delights and, sniffing a little audibly, in Emma. I don't deny let 
me emphasise it that Emma is small beer, but what a taste the beer 
has. It is champagne in petto. 

Things here move peacefully to their appointed end. We go back to 
town on Saturday; a week there and then a week in Manchester my 
annual offering on the parental altar. Then I go to Cardiff for, I expect, 
two or three days to arbitrate on a new wage-schedule for the shipyards; 
I hope to prevent a strike of five thousand men. But I am sony to leave 
here, for its perfect tranquility has been quite exquisite. 

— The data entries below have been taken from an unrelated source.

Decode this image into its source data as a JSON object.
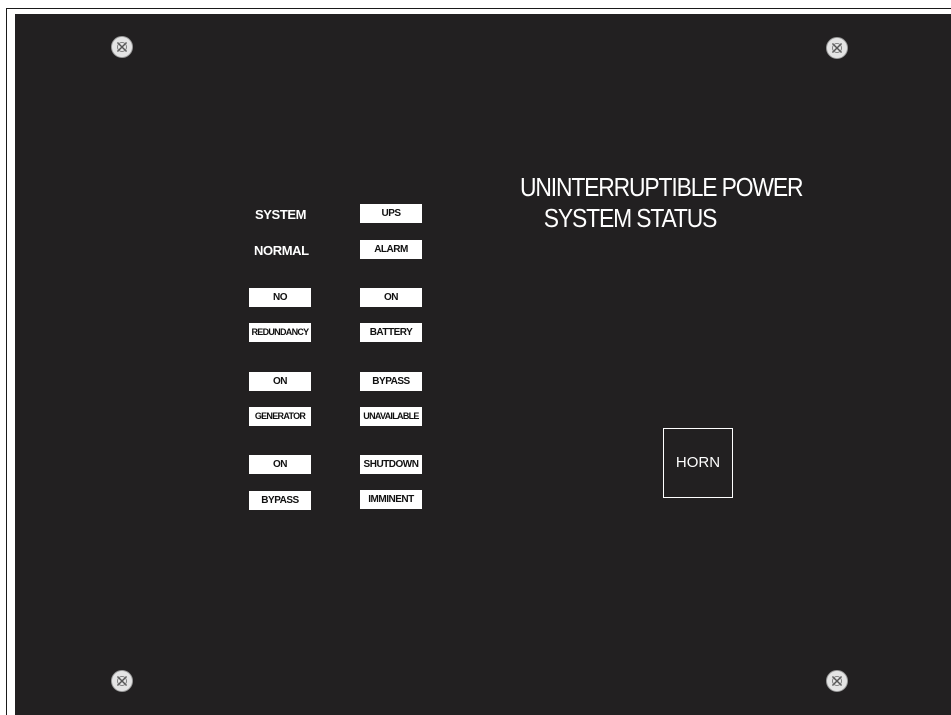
{
  "title": {
    "line1": "UNINTERRUPTIBLE POWER",
    "line2": "SYSTEM STATUS"
  },
  "system_label": {
    "line1": "SYSTEM",
    "line2": "NORMAL"
  },
  "indicators": {
    "ups_alarm": {
      "line1": "UPS",
      "line2": "ALARM"
    },
    "no_redundancy": {
      "line1": "NO",
      "line2": "REDUNDANCY"
    },
    "on_battery": {
      "line1": "ON",
      "line2": "BATTERY"
    },
    "on_generator": {
      "line1": "ON",
      "line2": "GENERATOR"
    },
    "bypass_unavailable": {
      "line1": "BYPASS",
      "line2": "UNAVAILABLE"
    },
    "on_bypass": {
      "line1": "ON",
      "line2": "BYPASS"
    },
    "shutdown_imminent": {
      "line1": "SHUTDOWN",
      "line2": "IMMINENT"
    }
  },
  "horn": {
    "label": "HORN"
  },
  "colors": {
    "panel": "#222021",
    "label_plate": "#ffffff",
    "text_on_panel": "#ffffff",
    "text_on_plate": "#111111",
    "screw": "#e4e4e4"
  },
  "icons": [
    "screw-icon"
  ]
}
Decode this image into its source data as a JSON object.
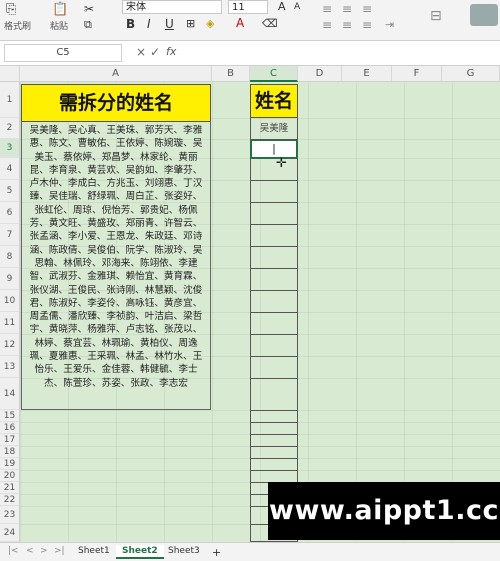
{
  "ribbon": {
    "format_painter": "格式刷",
    "paste": "粘贴",
    "font_name": "宋体",
    "font_size": "11",
    "bold": "B",
    "italic": "I",
    "underline": "U",
    "font_color_glyph": "A",
    "grow_font": "A",
    "shrink_font": "A"
  },
  "formula_bar": {
    "name_box": "C5",
    "cancel": "×",
    "confirm": "✓",
    "fx": "fx",
    "value": ""
  },
  "columns": [
    "A",
    "B",
    "C",
    "D",
    "E",
    "F",
    "G"
  ],
  "rows": [
    "1",
    "2",
    "3",
    "4",
    "5",
    "6",
    "7",
    "8",
    "9",
    "10",
    "11",
    "12",
    "13",
    "14",
    "15",
    "16",
    "17",
    "18",
    "19",
    "20",
    "21",
    "22",
    "23",
    "24"
  ],
  "sheet": {
    "a1_header": "需拆分的姓名",
    "a2_text": "吴美隆、吴心真、王美珠、郭芳天、李雅惠、陈文、曹敏佑、王依婷、陈婉璇、吴美玉、蔡依婷、郑昌梦、林家纶、黄丽昆、李育泉、黄芸欢、吴韵如、李肇芬、卢木仲、李成白、方兆玉、刘翊惠、丁汉臻、吴佳瑞、舒绿珮、周白芷、张姿好、张虹伦、周琼、倪怡芳、郭贵妃、杨佩芳、黄文旺、黄盛玫、郑丽青、许智云、张孟涵、李小爱、王恩龙、朱政廷、邓诗涵、陈政倩、吴俊伯、阮学、陈淑玲、吴思翰、林佩玲、邓海来、陈翊依、李建智、武淑芬、金雅琪、赖怡宜、黄育霖、张仪湖、王俊民、张诗刚、林慧颖、沈俊君、陈淑好、李姿伶、高咏钰、黄彦宜、周孟儒、潘欣臻、李祯韵、叶洁启、梁哲宇、黄晓萍、杨雅萍、卢志铭、张茂以、林婷、蔡宜芸、林珮瑜、黄柏仪、周逸珮、夏雅惠、王采珮、林孟、林竹水、王怡乐、王爱乐、金佳蓉、韩健毓、李士杰、陈萱珍、苏姿、张政、李志宏",
    "c1_header": "姓名",
    "c2_value": "吴美隆",
    "c3_value": "|"
  },
  "tabs": [
    "Sheet1",
    "Sheet2",
    "Sheet3",
    "+"
  ],
  "tab_nav": [
    "|<",
    "<",
    ">",
    ">|"
  ],
  "watermark": "www.aippt1.cc",
  "colors": {
    "header_fill": "#ffef00",
    "sheet_bg": "#d9ead3",
    "accent": "#217346"
  }
}
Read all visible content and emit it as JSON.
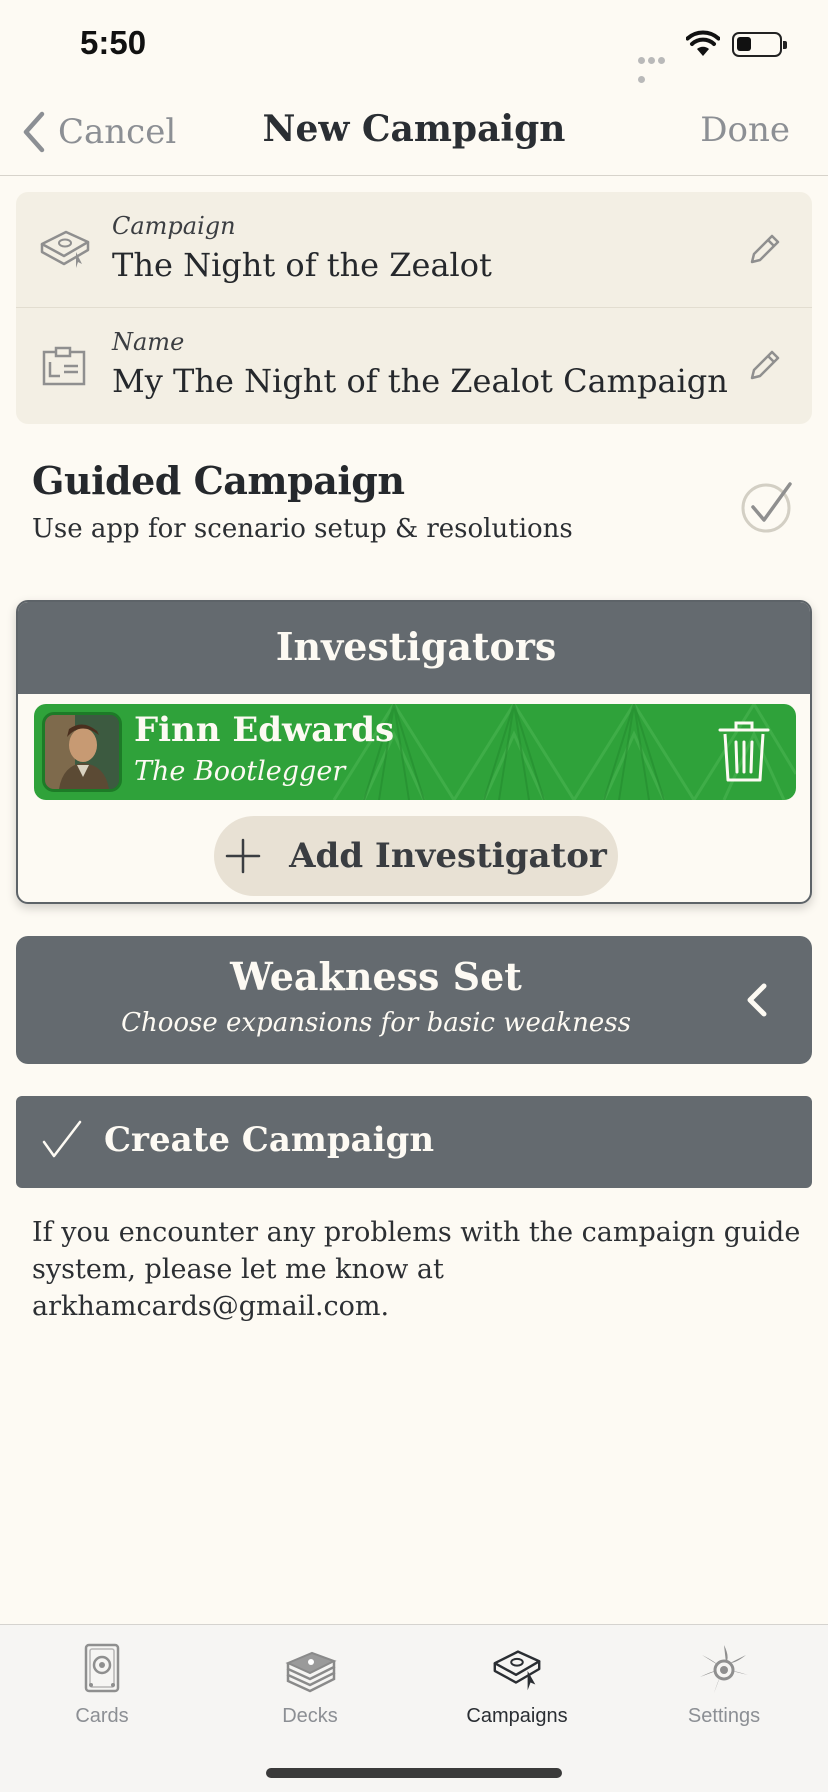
{
  "status_bar": {
    "time": "5:50"
  },
  "nav": {
    "back_label": "Cancel",
    "title": "New Campaign",
    "done_label": "Done"
  },
  "info": {
    "campaign_label": "Campaign",
    "campaign_value": "The Night of the Zealot",
    "name_label": "Name",
    "name_value": "My The Night of the Zealot Campaign"
  },
  "guided": {
    "title": "Guided Campaign",
    "subtitle": "Use app for scenario setup & resolutions",
    "checked": true
  },
  "investigators": {
    "header": "Investigators",
    "items": [
      {
        "name": "Finn Edwards",
        "subtitle": "The Bootlegger",
        "color": "#2fa23a"
      }
    ],
    "add_label": "Add Investigator"
  },
  "weakness": {
    "title": "Weakness Set",
    "subtitle": "Choose expansions for basic weakness"
  },
  "create": {
    "label": "Create Campaign"
  },
  "footer_note": "If you encounter any problems with the campaign guide system, please let me know at arkhamcards@gmail.com.",
  "tabs": [
    {
      "label": "Cards",
      "icon": "cards-icon",
      "active": false
    },
    {
      "label": "Decks",
      "icon": "decks-icon",
      "active": false
    },
    {
      "label": "Campaigns",
      "icon": "campaigns-icon",
      "active": true
    },
    {
      "label": "Settings",
      "icon": "settings-icon",
      "active": false
    }
  ],
  "colors": {
    "background": "#fdfaf3",
    "panel": "#646a6f",
    "card": "#f3efe4",
    "guardian_green": "#2fa23a"
  }
}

We have not been entirely alone. Nevinson came over on Saturday 
for the day, and, as always with him, we had good talk. We agreed 
in disliking all the art for art's sake school on the twofold ground (a) 
that they don't know how to tell a story and (b) that they seem to view 
happiness as an indefinite extension of the genital impulse. We agreed 
also that Felix is the most remarkable person under fifty in America and 
that Hackett's Henry VIII is mostly brilliant eyewash, wholly lacking in 
the power to discriminate in the quality of the evidence he uses. N. by 
the way is probably going to Washington with MacDonald in October 
and looks forward, lucky fellow, to seeing you then. As soon as I am 
back in London I will send you a copy of his little pamphlet The 
English which is, I think, a charming piece of delicate irony. I had also 
to see me an Australian gent, whom you would have adored. He 
primarily wanted me to go out there for an enormous fee to give lectures 
at his pet university. But he also wanted to talk I beg his pardon, he 
did talk about the ineffable and unlimited glories of the incredible 
Benjamin Kidd. Do you remember that third-class charlatan? My 
Australian began each other sentence with "As Kidd says," or "As Kidd 
has admirably remarked." At length I genially hinted that Kidd could 
not count me among his disciples. He remarked that he placed Kidd next 
to Darwin. I bowed. He asked me where I place Kidd. I replied that 
in my judgment he would have been an eminent ornament of Mrs. Leo 
Hunter's salon, and upon my word of honour he took it as a compliment 
and went away treasuring it up for future quotation. 

I have been writing a good deal at my book, and it really looks like 
a book. There is a section on the sphere of conduct to which problems 
like prohibition belong which I think will appeal to you; and an attack 
on the fussy righteousness of those who like to rule other people's morals 
for which, in due time, I shall claim your sympathy. The whole atmos- 
phere of the book is a plea for liberty in terms of scepticism i.e. we 



1929] LASKI TO HOLMES 1179 

never know enough to suppress, and Jones' experience builds principles 
for him which can only be disproved for him by rational proof that 
other experience has superior validity. I think there is something in it; 
at least the fact that I enjoy writing it means that it is less bad than I 
feared when I started. And I have really got new ideas and new lights 
on the relation between liberty and equality. 

In the way of reading I want especially to emphasize two things (I) 
Robertson's Histonj of Free Thought in the 19th Century. I have an 
advance copy of this (it is published by Watts) and I conjure you to 
get it. To have a clear and vigorous summary of one hundred years of 
critical attack on the positions of organised religion is quite thrilling. 
He has a conspectus of all Europe and the U.S., though naturally the 
bulk is England, France, Germany. I am interested to see how well 
Emerson and your father come out. Of course there are judgments I 
dissent from; e.g. I could not praise Bob Ingersoll whose writings, to 
me, have always indicated a windy rhetorician, even if he was on the 
right side. He has a brilliant attack on Lotze and an interesting swipe 
at the intellectual fatuity of Whitman's metaphysics. And on the vulgar 
tactics of Rome and Canterbury in trying to patch up the legend he is 
superb. I like, too, his expose of Mor